Prompt:
Check every line of the listing below for the word "string" and give the number of lines where it appears, with nothing added.

Recorded information:
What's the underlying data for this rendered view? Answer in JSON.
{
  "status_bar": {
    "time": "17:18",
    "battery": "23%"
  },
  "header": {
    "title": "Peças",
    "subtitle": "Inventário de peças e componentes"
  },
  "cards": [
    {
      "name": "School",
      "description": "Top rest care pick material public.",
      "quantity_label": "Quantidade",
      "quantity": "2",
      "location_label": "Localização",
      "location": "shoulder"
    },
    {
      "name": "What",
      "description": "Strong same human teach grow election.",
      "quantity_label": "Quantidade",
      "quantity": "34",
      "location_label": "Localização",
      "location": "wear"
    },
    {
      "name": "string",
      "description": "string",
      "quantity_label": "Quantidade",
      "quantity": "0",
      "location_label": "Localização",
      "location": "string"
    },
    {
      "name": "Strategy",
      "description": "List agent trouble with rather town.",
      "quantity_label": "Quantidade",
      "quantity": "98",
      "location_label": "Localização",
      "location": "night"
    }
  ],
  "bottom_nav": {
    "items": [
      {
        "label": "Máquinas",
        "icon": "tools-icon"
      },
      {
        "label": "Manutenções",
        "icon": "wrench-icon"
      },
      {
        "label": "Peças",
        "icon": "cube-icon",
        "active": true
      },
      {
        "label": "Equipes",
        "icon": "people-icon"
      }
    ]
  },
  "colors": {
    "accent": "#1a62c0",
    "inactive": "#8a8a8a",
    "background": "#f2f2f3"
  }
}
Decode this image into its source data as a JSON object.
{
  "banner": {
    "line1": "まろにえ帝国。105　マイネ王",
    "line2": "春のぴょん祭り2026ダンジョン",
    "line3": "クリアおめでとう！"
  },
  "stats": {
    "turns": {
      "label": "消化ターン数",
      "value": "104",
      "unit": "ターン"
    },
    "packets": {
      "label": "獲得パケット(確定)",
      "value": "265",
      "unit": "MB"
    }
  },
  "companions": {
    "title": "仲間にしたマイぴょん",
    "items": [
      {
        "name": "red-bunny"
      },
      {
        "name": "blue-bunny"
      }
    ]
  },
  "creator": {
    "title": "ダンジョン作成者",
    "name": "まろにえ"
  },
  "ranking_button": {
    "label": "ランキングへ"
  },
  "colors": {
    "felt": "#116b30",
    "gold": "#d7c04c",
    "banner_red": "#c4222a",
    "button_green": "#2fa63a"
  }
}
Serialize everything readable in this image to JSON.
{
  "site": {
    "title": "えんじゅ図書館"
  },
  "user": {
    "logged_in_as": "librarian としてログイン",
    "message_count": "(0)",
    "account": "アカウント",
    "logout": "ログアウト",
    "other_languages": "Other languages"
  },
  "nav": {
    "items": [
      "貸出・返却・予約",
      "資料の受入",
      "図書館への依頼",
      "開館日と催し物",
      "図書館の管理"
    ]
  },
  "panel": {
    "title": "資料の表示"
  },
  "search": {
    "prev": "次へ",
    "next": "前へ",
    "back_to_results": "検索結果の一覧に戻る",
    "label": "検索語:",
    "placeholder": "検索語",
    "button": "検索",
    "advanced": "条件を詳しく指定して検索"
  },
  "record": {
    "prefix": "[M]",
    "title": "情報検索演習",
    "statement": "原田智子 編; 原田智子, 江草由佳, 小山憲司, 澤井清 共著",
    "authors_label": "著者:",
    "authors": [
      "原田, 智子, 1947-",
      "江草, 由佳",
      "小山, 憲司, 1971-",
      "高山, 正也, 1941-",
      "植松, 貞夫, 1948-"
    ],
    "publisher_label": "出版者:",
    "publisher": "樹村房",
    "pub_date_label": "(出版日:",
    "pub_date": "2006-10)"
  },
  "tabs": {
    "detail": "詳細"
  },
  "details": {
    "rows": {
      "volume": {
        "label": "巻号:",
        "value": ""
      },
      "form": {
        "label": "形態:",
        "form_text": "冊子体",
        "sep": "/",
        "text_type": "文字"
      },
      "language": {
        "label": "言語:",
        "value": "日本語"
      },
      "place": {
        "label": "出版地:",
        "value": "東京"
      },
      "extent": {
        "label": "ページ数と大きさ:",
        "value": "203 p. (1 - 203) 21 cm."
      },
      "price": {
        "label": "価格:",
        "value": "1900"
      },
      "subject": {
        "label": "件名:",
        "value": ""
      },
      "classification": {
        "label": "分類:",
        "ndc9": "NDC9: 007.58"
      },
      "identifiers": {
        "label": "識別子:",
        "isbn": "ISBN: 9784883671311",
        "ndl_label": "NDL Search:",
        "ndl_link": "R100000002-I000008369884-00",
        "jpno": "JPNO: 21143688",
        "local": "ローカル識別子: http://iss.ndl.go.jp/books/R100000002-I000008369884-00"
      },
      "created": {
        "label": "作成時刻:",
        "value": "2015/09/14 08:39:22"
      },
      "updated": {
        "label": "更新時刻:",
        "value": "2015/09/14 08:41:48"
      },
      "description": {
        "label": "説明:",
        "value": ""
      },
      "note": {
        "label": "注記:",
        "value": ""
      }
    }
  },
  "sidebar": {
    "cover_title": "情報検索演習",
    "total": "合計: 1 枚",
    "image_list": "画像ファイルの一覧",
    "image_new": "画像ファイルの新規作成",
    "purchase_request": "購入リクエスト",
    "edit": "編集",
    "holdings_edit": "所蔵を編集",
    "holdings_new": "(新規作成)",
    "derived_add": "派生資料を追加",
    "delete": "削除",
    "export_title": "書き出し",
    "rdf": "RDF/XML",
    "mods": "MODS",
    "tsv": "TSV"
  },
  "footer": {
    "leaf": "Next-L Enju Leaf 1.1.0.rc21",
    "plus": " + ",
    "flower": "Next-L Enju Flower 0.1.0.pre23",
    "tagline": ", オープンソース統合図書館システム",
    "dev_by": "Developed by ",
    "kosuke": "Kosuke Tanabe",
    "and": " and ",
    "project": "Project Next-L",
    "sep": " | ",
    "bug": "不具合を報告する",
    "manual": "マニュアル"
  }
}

Exercise result:
3